EXERCISE DESCRIPTION: Look over the lines below. Report each one that includes the string "your".

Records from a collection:
■ ■ ■ ■ ■
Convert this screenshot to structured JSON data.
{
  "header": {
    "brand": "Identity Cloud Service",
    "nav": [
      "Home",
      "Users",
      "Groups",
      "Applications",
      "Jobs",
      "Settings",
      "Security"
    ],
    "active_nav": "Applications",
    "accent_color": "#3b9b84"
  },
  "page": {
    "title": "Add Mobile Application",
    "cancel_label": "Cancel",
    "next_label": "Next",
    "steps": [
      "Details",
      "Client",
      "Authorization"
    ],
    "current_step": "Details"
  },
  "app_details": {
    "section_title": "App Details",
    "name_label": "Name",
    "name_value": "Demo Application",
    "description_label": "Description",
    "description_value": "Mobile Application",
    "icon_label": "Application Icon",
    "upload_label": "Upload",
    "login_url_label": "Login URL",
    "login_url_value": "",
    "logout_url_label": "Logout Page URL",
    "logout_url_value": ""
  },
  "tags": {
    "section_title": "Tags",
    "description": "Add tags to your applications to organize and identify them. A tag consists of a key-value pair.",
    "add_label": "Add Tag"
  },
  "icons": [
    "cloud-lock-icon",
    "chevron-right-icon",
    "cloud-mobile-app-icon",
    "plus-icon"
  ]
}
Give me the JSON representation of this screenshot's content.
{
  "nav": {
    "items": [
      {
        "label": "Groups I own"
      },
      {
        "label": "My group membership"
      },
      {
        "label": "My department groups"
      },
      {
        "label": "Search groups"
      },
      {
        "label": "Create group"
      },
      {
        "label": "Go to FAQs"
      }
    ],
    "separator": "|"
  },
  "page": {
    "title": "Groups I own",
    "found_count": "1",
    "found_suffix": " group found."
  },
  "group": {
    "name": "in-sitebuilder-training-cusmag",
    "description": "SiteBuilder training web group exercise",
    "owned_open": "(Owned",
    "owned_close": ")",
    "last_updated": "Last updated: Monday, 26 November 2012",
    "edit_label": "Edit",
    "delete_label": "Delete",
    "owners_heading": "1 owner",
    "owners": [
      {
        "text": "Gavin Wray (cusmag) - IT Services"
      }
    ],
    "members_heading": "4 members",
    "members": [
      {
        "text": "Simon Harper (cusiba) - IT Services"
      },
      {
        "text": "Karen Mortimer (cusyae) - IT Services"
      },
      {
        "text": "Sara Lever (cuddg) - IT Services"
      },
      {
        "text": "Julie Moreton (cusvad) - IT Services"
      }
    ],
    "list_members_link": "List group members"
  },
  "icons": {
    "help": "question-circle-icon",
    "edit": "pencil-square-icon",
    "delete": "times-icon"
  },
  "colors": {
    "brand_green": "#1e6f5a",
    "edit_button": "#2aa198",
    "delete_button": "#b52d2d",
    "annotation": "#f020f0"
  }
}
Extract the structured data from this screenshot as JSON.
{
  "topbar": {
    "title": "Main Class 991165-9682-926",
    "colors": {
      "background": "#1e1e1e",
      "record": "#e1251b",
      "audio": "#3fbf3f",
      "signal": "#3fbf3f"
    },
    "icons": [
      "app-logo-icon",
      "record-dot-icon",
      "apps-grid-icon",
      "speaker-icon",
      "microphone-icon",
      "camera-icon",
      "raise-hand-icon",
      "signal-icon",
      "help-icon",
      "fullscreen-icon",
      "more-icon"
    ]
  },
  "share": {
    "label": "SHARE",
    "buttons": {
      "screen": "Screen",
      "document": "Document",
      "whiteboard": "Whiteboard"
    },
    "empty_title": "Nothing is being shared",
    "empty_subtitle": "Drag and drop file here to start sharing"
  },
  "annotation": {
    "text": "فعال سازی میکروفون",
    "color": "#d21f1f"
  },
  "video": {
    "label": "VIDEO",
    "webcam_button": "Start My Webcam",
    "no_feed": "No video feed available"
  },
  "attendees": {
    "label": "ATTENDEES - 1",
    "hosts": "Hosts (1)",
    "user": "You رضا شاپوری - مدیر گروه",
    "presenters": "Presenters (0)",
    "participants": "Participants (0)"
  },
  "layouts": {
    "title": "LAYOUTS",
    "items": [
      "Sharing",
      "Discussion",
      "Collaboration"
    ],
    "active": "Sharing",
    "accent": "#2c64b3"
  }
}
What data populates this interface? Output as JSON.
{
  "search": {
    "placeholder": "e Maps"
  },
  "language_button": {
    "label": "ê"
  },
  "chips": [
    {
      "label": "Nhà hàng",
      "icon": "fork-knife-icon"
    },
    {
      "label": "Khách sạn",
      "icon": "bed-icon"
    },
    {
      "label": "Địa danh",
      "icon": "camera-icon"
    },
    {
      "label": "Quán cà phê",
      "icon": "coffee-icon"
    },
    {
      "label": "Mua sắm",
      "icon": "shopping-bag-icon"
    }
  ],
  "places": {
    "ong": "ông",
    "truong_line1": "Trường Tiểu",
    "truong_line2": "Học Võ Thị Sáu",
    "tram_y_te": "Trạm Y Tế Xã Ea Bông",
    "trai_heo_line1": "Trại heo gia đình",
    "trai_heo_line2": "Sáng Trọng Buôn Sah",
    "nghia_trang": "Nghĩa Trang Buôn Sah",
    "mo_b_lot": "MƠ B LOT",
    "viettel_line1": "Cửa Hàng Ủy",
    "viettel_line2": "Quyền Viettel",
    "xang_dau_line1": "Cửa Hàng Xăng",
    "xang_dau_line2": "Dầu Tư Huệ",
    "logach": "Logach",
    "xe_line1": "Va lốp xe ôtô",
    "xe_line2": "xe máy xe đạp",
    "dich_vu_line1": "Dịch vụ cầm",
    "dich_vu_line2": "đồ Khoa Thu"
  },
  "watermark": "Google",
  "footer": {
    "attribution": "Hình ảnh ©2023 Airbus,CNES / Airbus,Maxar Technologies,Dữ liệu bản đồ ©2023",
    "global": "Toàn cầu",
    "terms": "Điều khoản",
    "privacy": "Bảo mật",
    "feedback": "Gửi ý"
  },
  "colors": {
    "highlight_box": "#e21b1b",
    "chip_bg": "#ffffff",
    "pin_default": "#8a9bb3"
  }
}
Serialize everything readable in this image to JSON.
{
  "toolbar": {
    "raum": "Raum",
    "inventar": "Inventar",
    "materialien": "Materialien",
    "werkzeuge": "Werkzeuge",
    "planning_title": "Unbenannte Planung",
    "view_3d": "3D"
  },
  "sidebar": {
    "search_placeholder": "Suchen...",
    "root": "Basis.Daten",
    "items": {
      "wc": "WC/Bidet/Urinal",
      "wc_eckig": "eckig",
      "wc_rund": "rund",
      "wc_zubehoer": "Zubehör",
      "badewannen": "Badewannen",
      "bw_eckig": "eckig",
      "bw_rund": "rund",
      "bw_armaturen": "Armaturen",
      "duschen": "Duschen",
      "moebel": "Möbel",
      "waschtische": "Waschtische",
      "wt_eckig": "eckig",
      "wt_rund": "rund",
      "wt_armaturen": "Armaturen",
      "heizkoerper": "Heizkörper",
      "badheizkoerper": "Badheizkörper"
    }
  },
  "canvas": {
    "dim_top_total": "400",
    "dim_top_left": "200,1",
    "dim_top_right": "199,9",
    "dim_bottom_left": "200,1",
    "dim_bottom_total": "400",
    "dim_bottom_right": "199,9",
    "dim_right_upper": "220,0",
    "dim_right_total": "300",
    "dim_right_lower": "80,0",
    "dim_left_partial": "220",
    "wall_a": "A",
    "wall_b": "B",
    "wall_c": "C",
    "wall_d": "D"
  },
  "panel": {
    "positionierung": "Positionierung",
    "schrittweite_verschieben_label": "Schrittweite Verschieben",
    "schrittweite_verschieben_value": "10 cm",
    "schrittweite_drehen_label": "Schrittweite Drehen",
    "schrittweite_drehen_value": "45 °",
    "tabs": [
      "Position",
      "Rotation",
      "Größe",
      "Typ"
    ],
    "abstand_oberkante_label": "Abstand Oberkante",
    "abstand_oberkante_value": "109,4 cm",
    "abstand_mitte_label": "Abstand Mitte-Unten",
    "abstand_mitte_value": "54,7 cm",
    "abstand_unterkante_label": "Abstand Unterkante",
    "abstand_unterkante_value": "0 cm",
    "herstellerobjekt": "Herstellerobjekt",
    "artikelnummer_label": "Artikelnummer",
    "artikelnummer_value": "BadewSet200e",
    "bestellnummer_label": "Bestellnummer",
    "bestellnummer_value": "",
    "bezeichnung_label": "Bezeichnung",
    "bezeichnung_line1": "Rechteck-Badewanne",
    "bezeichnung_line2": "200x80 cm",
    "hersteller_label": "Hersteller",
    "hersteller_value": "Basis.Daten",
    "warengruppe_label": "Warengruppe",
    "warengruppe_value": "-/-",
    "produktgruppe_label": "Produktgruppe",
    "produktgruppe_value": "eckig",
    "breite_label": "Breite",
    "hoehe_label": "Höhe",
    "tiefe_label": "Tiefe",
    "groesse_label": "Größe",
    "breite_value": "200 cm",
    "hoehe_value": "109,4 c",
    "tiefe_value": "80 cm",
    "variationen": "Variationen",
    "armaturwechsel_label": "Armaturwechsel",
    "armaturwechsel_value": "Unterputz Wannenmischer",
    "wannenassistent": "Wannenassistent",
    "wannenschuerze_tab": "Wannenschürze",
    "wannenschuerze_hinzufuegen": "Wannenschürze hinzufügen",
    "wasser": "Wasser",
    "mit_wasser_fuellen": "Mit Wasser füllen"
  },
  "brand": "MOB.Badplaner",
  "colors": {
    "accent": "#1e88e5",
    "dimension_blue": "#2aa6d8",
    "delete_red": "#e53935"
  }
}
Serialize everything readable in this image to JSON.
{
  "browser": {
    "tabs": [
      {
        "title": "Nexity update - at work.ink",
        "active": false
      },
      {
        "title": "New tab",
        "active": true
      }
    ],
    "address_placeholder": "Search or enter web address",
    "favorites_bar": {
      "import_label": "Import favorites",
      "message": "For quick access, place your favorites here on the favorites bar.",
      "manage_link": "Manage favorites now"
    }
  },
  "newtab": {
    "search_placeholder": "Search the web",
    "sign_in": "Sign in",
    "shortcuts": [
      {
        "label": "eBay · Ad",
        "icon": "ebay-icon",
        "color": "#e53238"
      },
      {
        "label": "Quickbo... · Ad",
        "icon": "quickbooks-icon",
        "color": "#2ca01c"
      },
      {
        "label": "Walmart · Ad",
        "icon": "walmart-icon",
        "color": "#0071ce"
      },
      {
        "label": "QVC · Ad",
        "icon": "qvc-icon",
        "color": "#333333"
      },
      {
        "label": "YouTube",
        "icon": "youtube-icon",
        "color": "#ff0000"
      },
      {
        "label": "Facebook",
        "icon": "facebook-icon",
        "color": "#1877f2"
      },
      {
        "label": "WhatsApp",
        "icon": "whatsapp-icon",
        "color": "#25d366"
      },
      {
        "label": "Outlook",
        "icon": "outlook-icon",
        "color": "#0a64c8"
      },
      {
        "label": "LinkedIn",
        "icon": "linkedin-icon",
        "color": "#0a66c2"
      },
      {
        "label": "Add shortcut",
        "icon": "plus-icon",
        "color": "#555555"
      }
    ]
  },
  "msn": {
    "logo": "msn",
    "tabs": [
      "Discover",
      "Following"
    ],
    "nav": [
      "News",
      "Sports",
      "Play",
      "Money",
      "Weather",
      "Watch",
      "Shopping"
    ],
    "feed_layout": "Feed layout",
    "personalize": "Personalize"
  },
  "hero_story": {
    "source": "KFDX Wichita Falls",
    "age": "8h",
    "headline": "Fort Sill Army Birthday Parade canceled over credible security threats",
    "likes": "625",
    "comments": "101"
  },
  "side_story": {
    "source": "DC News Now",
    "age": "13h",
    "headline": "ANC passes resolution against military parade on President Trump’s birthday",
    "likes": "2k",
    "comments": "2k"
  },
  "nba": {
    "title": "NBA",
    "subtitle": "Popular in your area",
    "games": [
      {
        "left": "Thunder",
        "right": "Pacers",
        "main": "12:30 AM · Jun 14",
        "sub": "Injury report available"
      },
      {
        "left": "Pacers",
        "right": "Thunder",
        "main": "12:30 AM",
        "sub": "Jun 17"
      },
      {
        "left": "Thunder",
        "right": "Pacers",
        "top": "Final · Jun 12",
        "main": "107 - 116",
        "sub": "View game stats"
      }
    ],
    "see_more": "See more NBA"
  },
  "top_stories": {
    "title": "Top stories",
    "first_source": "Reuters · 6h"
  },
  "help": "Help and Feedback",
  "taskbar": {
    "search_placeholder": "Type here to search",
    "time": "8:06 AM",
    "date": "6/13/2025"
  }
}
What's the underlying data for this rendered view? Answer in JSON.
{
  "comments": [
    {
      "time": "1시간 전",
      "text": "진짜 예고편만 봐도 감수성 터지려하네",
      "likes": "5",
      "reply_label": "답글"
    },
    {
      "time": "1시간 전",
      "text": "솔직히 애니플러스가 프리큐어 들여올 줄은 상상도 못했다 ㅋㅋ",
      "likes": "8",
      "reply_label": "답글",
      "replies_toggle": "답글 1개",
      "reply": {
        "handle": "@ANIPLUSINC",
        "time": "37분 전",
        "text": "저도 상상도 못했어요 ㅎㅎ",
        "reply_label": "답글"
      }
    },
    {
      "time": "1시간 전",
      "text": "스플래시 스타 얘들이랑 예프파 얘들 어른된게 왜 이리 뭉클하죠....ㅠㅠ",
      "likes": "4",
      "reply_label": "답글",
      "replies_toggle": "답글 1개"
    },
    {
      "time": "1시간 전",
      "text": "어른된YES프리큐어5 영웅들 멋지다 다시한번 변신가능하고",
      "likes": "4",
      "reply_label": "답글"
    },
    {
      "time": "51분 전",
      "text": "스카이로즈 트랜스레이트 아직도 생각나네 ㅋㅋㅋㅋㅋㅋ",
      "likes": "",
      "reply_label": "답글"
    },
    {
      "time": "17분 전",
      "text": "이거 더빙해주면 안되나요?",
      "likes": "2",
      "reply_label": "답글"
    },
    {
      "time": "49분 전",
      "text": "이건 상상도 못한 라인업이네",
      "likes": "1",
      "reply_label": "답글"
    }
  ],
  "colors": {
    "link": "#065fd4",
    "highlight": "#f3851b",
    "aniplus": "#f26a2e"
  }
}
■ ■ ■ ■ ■
RESPONSE BELOW:
    "description": "Add tags to your applications to organize and identify them. A tag consists of a key-value pair.",
      "message": "For quick access, place your favorites here on the favorites bar.",
    "subtitle": "Popular in your area",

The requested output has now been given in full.